“At least 37,000 healthcare and related jobs in rural communities would be lost if Mitch McConnell and the Republican U.S. Senate successfully rolled back the Affordable Care Act’s Medicaid expansion, a new analysis shows. Several new financial reports on the impact of the Better Care Reconciliation Act that was tabled last week as well as the Republican-led House’s American Health Care Act are bringing bad economic news to rural America.”


NBC News: Health Care in Rural Communities Uncertain as Medicaid Cuts Loom

“Susan Stowers, 63, a nurse at the nursing home, said she would also like to see wider access to coverage. ‘I’m really against anyone cutting Medicare, Medicaid and Social Security. This isn’t something given to you,’ said Stowers, who backed Trump. ‘You pay into it your whole life. And Medicaid is for the children and the older ones who really need thecare.’ As president, however, Trump has thrown his support behind the House and Senate health care bills that, according to the non-partisan Congressional Budget Office, would dramatically cut the government's Medicaid spending and cause millions to lose insurance.”


CNN: Cuts threaten rural hospitals 'hanging on by their fingernails'

“Nationwide, about 80 rural hospitals have closed since 2010, according to the Chartis Center for Rural Health. Another 673 rural hospitals are in danger of shutting their doors.
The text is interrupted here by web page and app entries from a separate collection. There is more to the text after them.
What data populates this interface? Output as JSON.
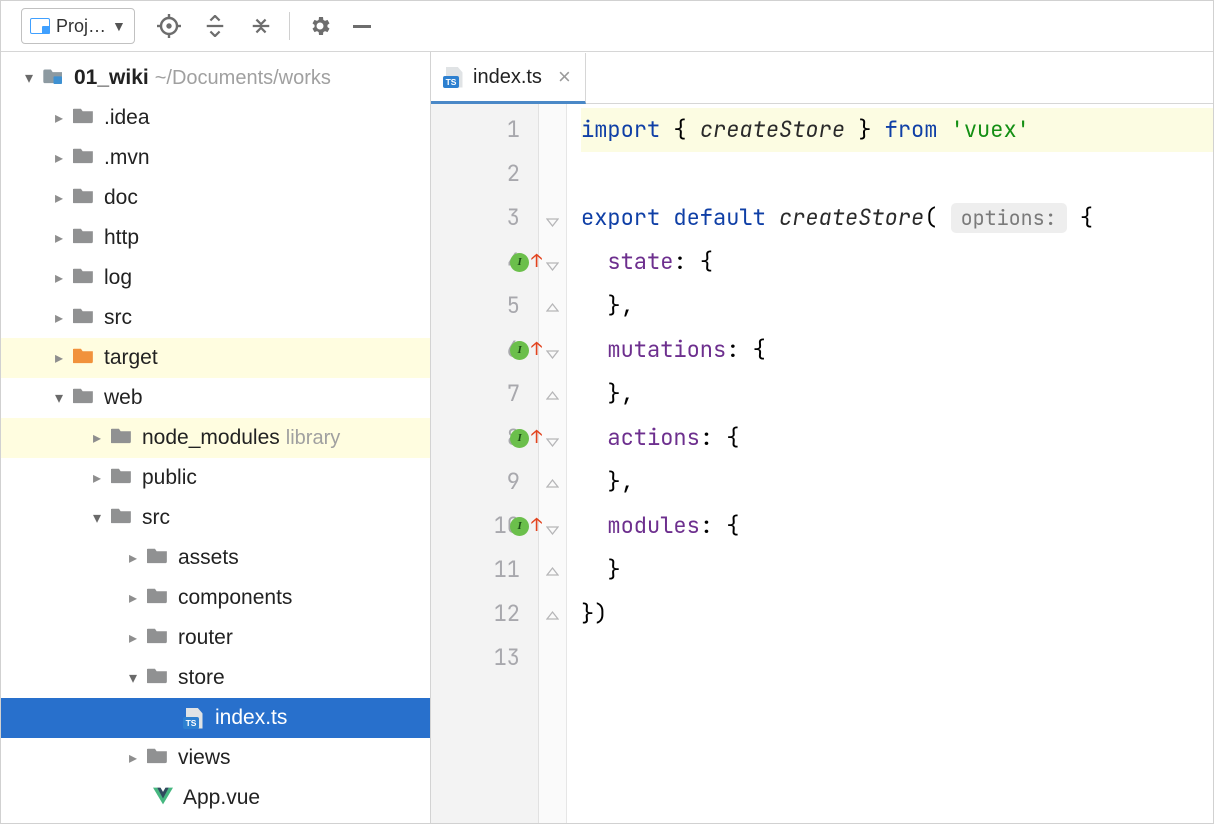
{
  "toolbar": {
    "dropdown_label": "Proj…"
  },
  "tree": {
    "root_name": "01_wiki",
    "root_path": "~/Documents/works",
    "idea": ".idea",
    "mvn": ".mvn",
    "doc": "doc",
    "http": "http",
    "log": "log",
    "src": "src",
    "target": "target",
    "web": "web",
    "node_modules": "node_modules",
    "node_modules_note": "library",
    "public": "public",
    "web_src": "src",
    "assets": "assets",
    "components": "components",
    "router": "router",
    "store": "store",
    "index_ts": "index.ts",
    "views": "views",
    "app_vue": "App.vue"
  },
  "tab": {
    "filename": "index.ts"
  },
  "code": {
    "kw_import": "import",
    "kw_from": "from",
    "kw_export": "export",
    "kw_default": "default",
    "fn_createStore": "createStore",
    "str_vuex": "'vuex'",
    "hint_options": "options:",
    "prop_state": "state",
    "prop_mutations": "mutations",
    "prop_actions": "actions",
    "prop_modules": "modules",
    "lines": [
      "1",
      "2",
      "3",
      "4",
      "5",
      "6",
      "7",
      "8",
      "9",
      "10",
      "11",
      "12",
      "13"
    ]
  }
}
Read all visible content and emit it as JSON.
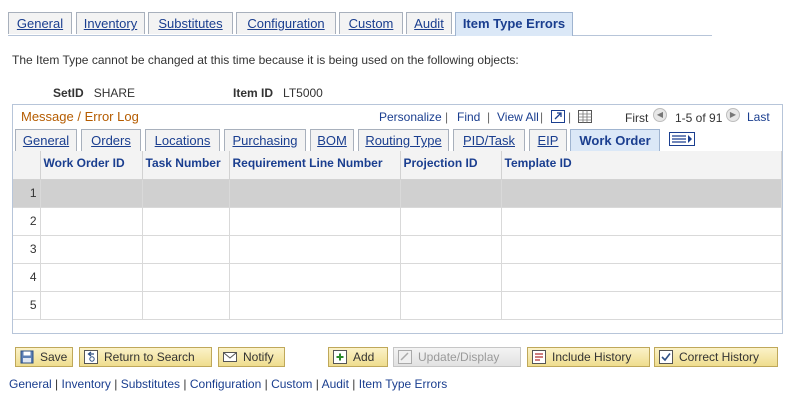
{
  "top_tabs": [
    {
      "label": "General",
      "active": false
    },
    {
      "label": "Inventory",
      "active": false
    },
    {
      "label": "Substitutes",
      "active": false
    },
    {
      "label": "Configuration",
      "active": false
    },
    {
      "label": "Custom",
      "active": false
    },
    {
      "label": "Audit",
      "active": false
    },
    {
      "label": "Item Type Errors",
      "active": true
    }
  ],
  "message": "The Item Type cannot be changed at this time because it is being used on the following objects:",
  "setid": {
    "label": "SetID",
    "value": "SHARE"
  },
  "item_id": {
    "label": "Item ID",
    "value": "LT5000"
  },
  "grid": {
    "title_a": "Message",
    "title_sep": "/",
    "title_b": "Error Log",
    "personalize": "Personalize",
    "find": "Find",
    "view_all": "View All",
    "first": "First",
    "range": "1-5 of 91",
    "last": "Last",
    "tabs": [
      {
        "label": "General",
        "active": false
      },
      {
        "label": "Orders",
        "active": false
      },
      {
        "label": "Locations",
        "active": false
      },
      {
        "label": "Purchasing",
        "active": false
      },
      {
        "label": "BOM",
        "active": false
      },
      {
        "label": "Routing Type",
        "active": false
      },
      {
        "label": "PID/Task",
        "active": false
      },
      {
        "label": "EIP",
        "active": false
      },
      {
        "label": "Work Order",
        "active": true
      }
    ],
    "columns": [
      "Work Order ID",
      "Task Number",
      "Requirement Line Number",
      "Projection ID",
      "Template ID"
    ],
    "rows": [
      "1",
      "2",
      "3",
      "4",
      "5"
    ]
  },
  "buttons": {
    "save": "Save",
    "return": "Return to Search",
    "notify": "Notify",
    "add": "Add",
    "update": "Update/Display",
    "include_history": "Include History",
    "correct_history": "Correct History"
  },
  "footer_links": [
    "General",
    "Inventory",
    "Substitutes",
    "Configuration",
    "Custom",
    "Audit",
    "Item Type Errors"
  ],
  "footer_sep": "|",
  "colors": {
    "link": "#1a3e8f",
    "title": "#b55c00",
    "button": "#efdd8e"
  }
}
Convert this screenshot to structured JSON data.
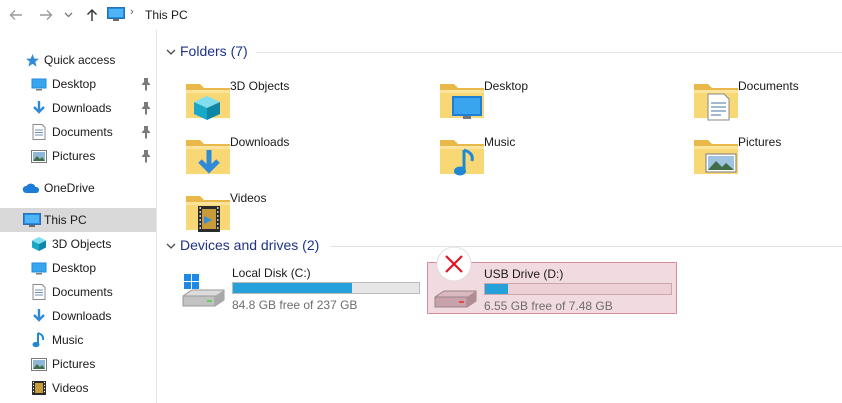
{
  "address": {
    "back_icon": "back-arrow-icon",
    "forward_icon": "forward-arrow-icon",
    "history_icon": "chevron-down-icon",
    "up_icon": "up-arrow-icon",
    "location": "This PC"
  },
  "sidebar": {
    "quick_access": {
      "label": "Quick access",
      "items": [
        {
          "label": "Desktop",
          "icon": "desktop-icon",
          "pinned": true
        },
        {
          "label": "Downloads",
          "icon": "downloads-icon",
          "pinned": true
        },
        {
          "label": "Documents",
          "icon": "documents-icon",
          "pinned": true
        },
        {
          "label": "Pictures",
          "icon": "pictures-icon",
          "pinned": true
        }
      ]
    },
    "onedrive": {
      "label": "OneDrive"
    },
    "this_pc": {
      "label": "This PC",
      "items": [
        {
          "label": "3D Objects"
        },
        {
          "label": "Desktop"
        },
        {
          "label": "Documents"
        },
        {
          "label": "Downloads"
        },
        {
          "label": "Music"
        },
        {
          "label": "Pictures"
        },
        {
          "label": "Videos"
        }
      ]
    }
  },
  "folders": {
    "title": "Folders (7)",
    "items": [
      {
        "label": "3D Objects"
      },
      {
        "label": "Desktop"
      },
      {
        "label": "Documents"
      },
      {
        "label": "Downloads"
      },
      {
        "label": "Music"
      },
      {
        "label": "Pictures"
      },
      {
        "label": "Videos"
      }
    ]
  },
  "drives": {
    "title": "Devices and drives (2)",
    "items": [
      {
        "label": "Local Disk (C:)",
        "free_text": "84.8 GB free of 237 GB",
        "used_fraction": 0.642,
        "selected": false
      },
      {
        "label": "USB Drive (D:)",
        "free_text": "6.55 GB free of 7.48 GB",
        "used_fraction": 0.124,
        "selected": true
      }
    ]
  },
  "colors": {
    "accent": "#26a0da",
    "group_title": "#1e3287",
    "selection": "#d9d9d9",
    "drive_selected_bg": "#f2dbe0",
    "error": "#e81123"
  }
}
Many providers worry that the newly proposedhealth care legislation — and in particular its proposed cuts to Medicaid — could push a number of hospitals over the edge. ‘These hospitals are hanging on by their fingernails,” said Maggie Elehwany, vice president of government affairs for the National Rural Health Association, a nonprofit health research and advocacy group. “If you leave this legislation as is, it's a death sentence for individuals in rural America.’ Nearly two-thirds of the lowest performing hospitals are in states that didn't expand Medicaid, according to a previous Chartis report. One case-in-point: the state of Georgia, which did not expand Medicaid and where over half of the state's 73 rural hospitals are in danger of closing. Six have closed since 2010… The Senate bill could cut revenues to rural providers by $1.3 billion each year, according to the Chartis Center and its partner iVantage Health Analytics. Roughly 34,000 jobs are also at risk, according to the analysis.”


Politico: How health care bill could hurt a program beloved in Trump country

“One of the unintended effects of the Senate’s Obamacare repeal bill would be to slash money that pays for a project popular among Republicans — using long-distance video hookups called telemedicine to connect sick kids in rural schools to big-city medical experts. In poor and rural areas, many in deep-red Trump Country, the school nurse is not just handing out bandages anymore; she’s become a de facto medical guide, marshaling medical care for poor kids with obesity, asthma and diabetes, while on the lookout for issues like child abuse and teen pregnancy… Telemedicine has become a powerful tool for these nurses, and Republicans like it — Health and Human Services Secretary Tom Price calls it an ‘exciting innovation.’ But the 26 percent cut to Medicaid planned by the administration and Congress for the next decade would deplete the funds that dozens of states are drawing on to make public schools a place of healing for schoolkids.”